(Page and application data records)
┄┄┄┄┄┄
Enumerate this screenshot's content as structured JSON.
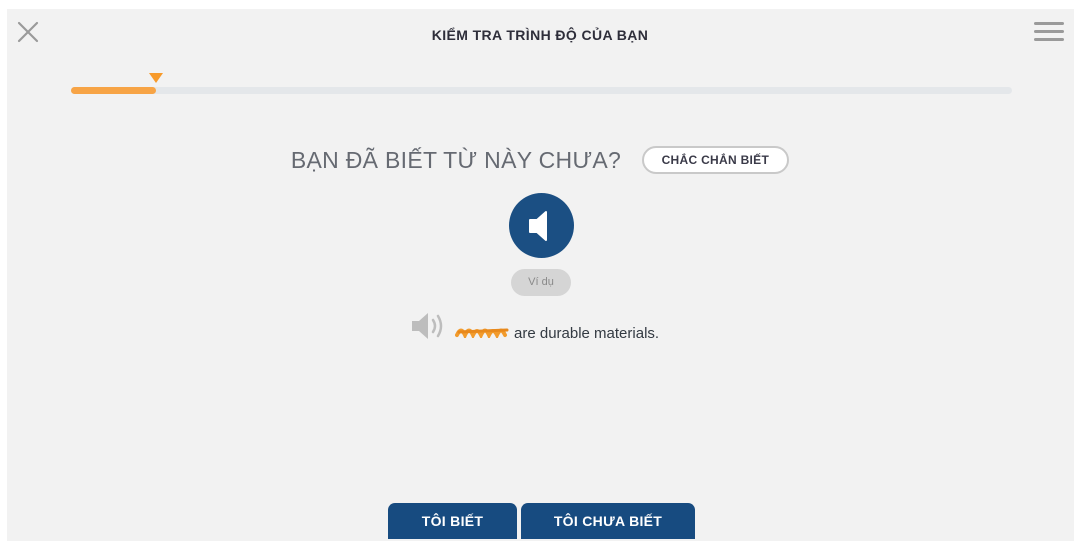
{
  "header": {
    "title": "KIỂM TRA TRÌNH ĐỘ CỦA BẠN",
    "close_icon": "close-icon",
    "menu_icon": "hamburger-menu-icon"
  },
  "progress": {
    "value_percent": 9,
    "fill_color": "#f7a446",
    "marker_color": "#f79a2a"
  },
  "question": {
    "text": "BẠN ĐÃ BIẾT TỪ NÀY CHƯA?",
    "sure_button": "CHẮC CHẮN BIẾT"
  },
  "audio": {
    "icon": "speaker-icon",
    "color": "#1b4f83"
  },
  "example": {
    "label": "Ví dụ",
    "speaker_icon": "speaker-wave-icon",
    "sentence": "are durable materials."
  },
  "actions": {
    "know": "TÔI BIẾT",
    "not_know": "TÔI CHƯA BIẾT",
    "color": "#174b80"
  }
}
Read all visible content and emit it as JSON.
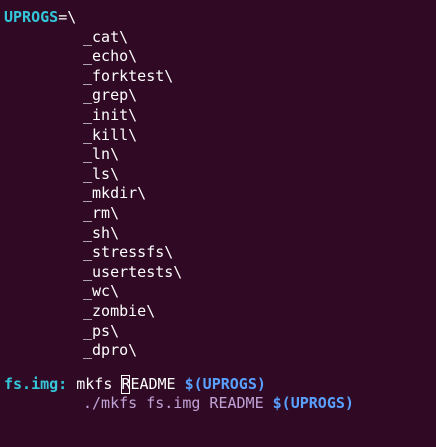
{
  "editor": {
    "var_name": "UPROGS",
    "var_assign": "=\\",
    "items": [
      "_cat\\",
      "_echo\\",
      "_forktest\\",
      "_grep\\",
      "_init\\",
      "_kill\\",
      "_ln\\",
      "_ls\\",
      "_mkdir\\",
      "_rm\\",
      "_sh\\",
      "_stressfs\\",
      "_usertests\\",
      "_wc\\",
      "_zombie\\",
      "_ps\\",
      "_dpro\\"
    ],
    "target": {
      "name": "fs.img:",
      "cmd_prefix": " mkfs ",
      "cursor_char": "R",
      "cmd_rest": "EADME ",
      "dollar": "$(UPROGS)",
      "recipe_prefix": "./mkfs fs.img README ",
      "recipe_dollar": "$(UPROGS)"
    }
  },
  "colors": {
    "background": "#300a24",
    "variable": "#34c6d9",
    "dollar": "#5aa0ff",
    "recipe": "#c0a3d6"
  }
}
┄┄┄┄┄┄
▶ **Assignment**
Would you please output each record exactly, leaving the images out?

▶ **Response to the task**
Enumerate this screenshot's content as structured JSON.
{
  "header": {
    "title": "KIỂM TRA TRÌNH ĐỘ CỦA BẠN",
    "close_icon": "close-icon",
    "menu_icon": "hamburger-menu-icon"
  },
  "progress": {
    "value_percent": 9,
    "fill_color": "#f7a446",
    "marker_color": "#f79a2a"
  },
  "question": {
    "text": "BẠN ĐÃ BIẾT TỪ NÀY CHƯA?",
    "sure_button": "CHẮC CHẮN BIẾT"
  },
  "audio": {
    "icon": "speaker-icon",
    "color": "#1b4f83"
  },
  "example": {
    "label": "Ví dụ",
    "speaker_icon": "speaker-wave-icon",
    "sentence": "are durable materials."
  },
  "actions": {
    "know": "TÔI BIẾT",
    "not_know": "TÔI CHƯA BIẾT",
    "color": "#174b80"
  }
}
Read all visible content and emit it as JSON.
{
  "editor": {
    "var_name": "UPROGS",
    "var_assign": "=\\",
    "items": [
      "_cat\\",
      "_echo\\",
      "_forktest\\",
      "_grep\\",
      "_init\\",
      "_kill\\",
      "_ln\\",
      "_ls\\",
      "_mkdir\\",
      "_rm\\",
      "_sh\\",
      "_stressfs\\",
      "_usertests\\",
      "_wc\\",
      "_zombie\\",
      "_ps\\",
      "_dpro\\"
    ],
    "target": {
      "name": "fs.img:",
      "cmd_prefix": " mkfs ",
      "cursor_char": "R",
      "cmd_rest": "EADME ",
      "dollar": "$(UPROGS)",
      "recipe_prefix": "./mkfs fs.img README ",
      "recipe_dollar": "$(UPROGS)"
    }
  },
  "colors": {
    "background": "#300a24",
    "variable": "#34c6d9",
    "dollar": "#5aa0ff",
    "recipe": "#c0a3d6"
  }
}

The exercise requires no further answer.